|May 7, 2008
Cross-border fuel trade to Zimbabwe cut
Government has banned the export of bulk fuel to the neighbouring country Zimbabwe. Authorities have begun turning back Zimbabwean fuel buyers at the border posts in Kasane, in the far northeast, and Maitengwe, about 130km north of Francistown, Botswana's second city, but the main Plumtree border post, about 100km southeast of Bulawayo, Zimbabwe, was still allowing single drums through.

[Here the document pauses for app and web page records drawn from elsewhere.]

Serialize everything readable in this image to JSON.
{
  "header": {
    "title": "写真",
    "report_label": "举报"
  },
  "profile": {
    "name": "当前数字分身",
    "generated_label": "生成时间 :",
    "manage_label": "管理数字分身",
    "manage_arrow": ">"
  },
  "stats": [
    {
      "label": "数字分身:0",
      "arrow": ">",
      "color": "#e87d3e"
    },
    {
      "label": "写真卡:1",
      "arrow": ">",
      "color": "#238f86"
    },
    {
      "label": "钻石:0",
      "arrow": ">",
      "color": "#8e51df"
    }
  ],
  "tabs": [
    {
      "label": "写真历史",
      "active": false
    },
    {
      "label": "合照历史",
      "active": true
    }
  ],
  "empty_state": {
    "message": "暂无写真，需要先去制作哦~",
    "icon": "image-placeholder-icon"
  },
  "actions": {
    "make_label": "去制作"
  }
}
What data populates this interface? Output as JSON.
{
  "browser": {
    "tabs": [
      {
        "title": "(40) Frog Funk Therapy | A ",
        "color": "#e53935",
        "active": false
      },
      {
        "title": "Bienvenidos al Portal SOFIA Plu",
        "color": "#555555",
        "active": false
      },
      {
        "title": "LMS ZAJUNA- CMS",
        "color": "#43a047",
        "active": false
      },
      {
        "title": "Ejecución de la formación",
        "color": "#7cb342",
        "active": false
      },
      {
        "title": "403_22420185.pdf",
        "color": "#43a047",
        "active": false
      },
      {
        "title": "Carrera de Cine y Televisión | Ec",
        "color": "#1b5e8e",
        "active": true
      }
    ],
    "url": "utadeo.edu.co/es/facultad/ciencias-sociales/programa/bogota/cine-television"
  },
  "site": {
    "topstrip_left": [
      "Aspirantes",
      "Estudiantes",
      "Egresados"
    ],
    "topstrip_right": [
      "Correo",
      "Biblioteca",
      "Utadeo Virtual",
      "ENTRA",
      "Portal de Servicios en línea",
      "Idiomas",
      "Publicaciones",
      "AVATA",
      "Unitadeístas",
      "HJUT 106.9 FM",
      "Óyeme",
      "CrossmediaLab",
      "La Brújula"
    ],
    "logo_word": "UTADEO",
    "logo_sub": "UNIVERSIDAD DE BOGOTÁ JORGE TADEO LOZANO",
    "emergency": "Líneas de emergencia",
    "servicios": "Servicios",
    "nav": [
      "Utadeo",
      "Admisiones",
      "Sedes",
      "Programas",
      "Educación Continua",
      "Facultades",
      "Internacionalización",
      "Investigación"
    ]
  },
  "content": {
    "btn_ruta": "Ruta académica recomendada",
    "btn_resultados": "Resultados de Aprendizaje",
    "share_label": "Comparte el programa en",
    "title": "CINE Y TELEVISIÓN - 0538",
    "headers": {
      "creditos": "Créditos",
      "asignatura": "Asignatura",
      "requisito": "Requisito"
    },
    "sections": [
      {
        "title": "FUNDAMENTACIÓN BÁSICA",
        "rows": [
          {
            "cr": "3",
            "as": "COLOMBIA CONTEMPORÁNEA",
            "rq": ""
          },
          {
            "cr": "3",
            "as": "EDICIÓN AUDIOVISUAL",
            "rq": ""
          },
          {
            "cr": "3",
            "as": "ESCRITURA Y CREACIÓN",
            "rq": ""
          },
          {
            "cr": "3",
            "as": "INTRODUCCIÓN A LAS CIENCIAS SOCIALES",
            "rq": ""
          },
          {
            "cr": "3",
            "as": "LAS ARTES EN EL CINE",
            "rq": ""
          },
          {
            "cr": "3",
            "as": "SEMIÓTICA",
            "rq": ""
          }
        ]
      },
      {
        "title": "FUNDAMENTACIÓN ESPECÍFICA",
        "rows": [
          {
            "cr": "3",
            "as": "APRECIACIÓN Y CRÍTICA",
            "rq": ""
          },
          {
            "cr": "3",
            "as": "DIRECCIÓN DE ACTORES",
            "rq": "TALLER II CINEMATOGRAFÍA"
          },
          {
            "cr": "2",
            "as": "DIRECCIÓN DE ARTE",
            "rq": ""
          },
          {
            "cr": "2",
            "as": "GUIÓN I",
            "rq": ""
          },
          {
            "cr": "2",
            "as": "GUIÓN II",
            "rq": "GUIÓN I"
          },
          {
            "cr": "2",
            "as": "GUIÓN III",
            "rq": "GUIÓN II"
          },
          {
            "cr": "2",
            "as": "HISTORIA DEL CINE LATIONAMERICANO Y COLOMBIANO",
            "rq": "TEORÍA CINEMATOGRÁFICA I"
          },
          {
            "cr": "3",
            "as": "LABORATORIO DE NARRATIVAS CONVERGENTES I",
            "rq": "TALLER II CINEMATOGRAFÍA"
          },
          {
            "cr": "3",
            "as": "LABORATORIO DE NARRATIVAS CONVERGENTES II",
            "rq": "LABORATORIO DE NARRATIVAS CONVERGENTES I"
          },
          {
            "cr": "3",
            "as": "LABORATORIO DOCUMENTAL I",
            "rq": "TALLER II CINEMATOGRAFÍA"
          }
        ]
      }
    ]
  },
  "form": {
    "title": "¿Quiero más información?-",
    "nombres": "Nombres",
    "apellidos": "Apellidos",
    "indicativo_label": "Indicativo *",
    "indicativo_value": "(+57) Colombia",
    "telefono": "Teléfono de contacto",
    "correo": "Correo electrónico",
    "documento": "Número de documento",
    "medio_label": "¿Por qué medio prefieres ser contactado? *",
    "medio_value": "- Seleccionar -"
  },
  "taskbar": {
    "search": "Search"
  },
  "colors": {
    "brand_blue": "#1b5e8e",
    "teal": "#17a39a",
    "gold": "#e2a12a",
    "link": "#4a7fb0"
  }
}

The move is part of a worldwide fuel problem and Botswana is looking after its own interests: record-breaking global oil prices, which climbed to just over US$122 per barrel on 6 May, and Botswana's currency, the Pula, falling against the dollar, have sent fuel prices in the country shooting up. The latest fuel price hike, on the back of increases in March, saw petrol prices rise by around seven percent in April.
Before the ban, trucks laden with drums and large plastic containers of fuel used to be a permanent feature along the Bulawayo-Francistown highway, the main road linking Zimbabwe to Botswana.
The state-owned National Oil Company of Zimbabwe (NOCZIM), plagued by allegations of widespread corruption and mismanagement, has had its problems compounded by foreign currency shortages and rocketing inflation, leaving it unable to meet local demand since 2000.
Since then Zimbabwe has been forced to rely heavily on the entrepreneurial spirit of cross-border traders and their parallel imports from bordering countries like Botswana. This illegal but thriving parallel market has been the only source of fuel for most Zimbabweans.
As a result of the ban, petrol prices shot up from Z$150 million (US$1.36) per litre to Z$200 million (US$1.18) over the weekend, while a litre of diesel went from Z$160 million (US$1.45) to Z220 million (US$2). In a knock-on effect, minibus-taxi fares jumped from Z$40 million (US$0.36) for a single trip into town to Z$60 million (US$0.45).
Essential services such as ambulances have long been paralysed because the government has said it had no funds to purchase fuel; now the operations of private clinics, which purchase fuel on the parallel market, have come under pressure.